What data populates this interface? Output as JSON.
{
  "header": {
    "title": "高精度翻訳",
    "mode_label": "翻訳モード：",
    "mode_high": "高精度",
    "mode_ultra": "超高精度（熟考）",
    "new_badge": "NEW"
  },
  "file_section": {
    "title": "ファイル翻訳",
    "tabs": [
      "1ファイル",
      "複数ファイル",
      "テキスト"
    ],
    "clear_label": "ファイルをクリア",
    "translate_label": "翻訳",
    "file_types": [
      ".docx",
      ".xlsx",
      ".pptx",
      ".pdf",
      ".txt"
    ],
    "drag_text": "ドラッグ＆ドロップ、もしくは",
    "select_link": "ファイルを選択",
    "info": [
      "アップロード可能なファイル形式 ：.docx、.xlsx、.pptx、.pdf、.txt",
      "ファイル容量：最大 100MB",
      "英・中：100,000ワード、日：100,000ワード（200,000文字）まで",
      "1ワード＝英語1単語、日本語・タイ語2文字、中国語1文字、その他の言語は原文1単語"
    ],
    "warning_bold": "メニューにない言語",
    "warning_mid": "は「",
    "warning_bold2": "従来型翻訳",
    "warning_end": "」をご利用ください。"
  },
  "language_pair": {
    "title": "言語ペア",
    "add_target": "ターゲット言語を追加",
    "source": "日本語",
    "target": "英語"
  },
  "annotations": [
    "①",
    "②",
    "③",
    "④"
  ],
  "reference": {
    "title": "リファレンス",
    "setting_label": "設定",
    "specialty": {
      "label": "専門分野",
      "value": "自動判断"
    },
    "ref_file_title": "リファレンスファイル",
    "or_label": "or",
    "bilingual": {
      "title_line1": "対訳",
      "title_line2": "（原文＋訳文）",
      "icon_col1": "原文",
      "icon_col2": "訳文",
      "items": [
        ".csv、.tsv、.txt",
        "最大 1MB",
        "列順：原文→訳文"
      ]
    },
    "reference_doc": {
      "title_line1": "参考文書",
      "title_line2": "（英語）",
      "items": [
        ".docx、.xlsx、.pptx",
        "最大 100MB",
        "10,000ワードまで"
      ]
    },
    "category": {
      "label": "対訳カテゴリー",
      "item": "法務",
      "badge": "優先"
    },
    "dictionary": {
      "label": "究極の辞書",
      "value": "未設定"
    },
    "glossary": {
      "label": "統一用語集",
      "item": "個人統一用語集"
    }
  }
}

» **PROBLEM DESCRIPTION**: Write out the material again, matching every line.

» **RESPONSE TO THIS EXERCISE**:
What data populates this interface? Output as JSON.
{
  "header": {
    "title": "高精度翻訳",
    "mode_label": "翻訳モード：",
    "mode_high": "高精度",
    "mode_ultra": "超高精度（熟考）",
    "new_badge": "NEW"
  },
  "file_section": {
    "title": "ファイル翻訳",
    "tabs": [
      "1ファイル",
      "複数ファイル",
      "テキスト"
    ],
    "clear_label": "ファイルをクリア",
    "translate_label": "翻訳",
    "file_types": [
      ".docx",
      ".xlsx",
      ".pptx",
      ".pdf",
      ".txt"
    ],
    "drag_text": "ドラッグ＆ドロップ、もしくは",
    "select_link": "ファイルを選択",
    "info": [
      "アップロード可能なファイル形式 ：.docx、.xlsx、.pptx、.pdf、.txt",
      "ファイル容量：最大 100MB",
      "英・中：100,000ワード、日：100,000ワード（200,000文字）まで",
      "1ワード＝英語1単語、日本語・タイ語2文字、中国語1文字、その他の言語は原文1単語"
    ],
    "warning_bold": "メニューにない言語",
    "warning_mid": "は「",
    "warning_bold2": "従来型翻訳",
    "warning_end": "」をご利用ください。"
  },
  "language_pair": {
    "title": "言語ペア",
    "add_target": "ターゲット言語を追加",
    "source": "日本語",
    "target": "英語"
  },
  "annotations": [
    "①",
    "②",
    "③",
    "④"
  ],
  "reference": {
    "title": "リファレンス",
    "setting_label": "設定",
    "specialty": {
      "label": "専門分野",
      "value": "自動判断"
    },
    "ref_file_title": "リファレンスファイル",
    "or_label": "or",
    "bilingual": {
      "title_line1": "対訳",
      "title_line2": "（原文＋訳文）",
      "icon_col1": "原文",
      "icon_col2": "訳文",
      "items": [
        ".csv、.tsv、.txt",
        "最大 1MB",
        "列順：原文→訳文"
      ]
    },
    "reference_doc": {
      "title_line1": "参考文書",
      "title_line2": "（英語）",
      "items": [
        ".docx、.xlsx、.pptx",
        "最大 100MB",
        "10,000ワードまで"
      ]
    },
    "category": {
      "label": "対訳カテゴリー",
      "item": "法務",
      "badge": "優先"
    },
    "dictionary": {
      "label": "究極の辞書",
      "value": "未設定"
    },
    "glossary": {
      "label": "統一用語集",
      "item": "個人統一用語集"
    }
  }
}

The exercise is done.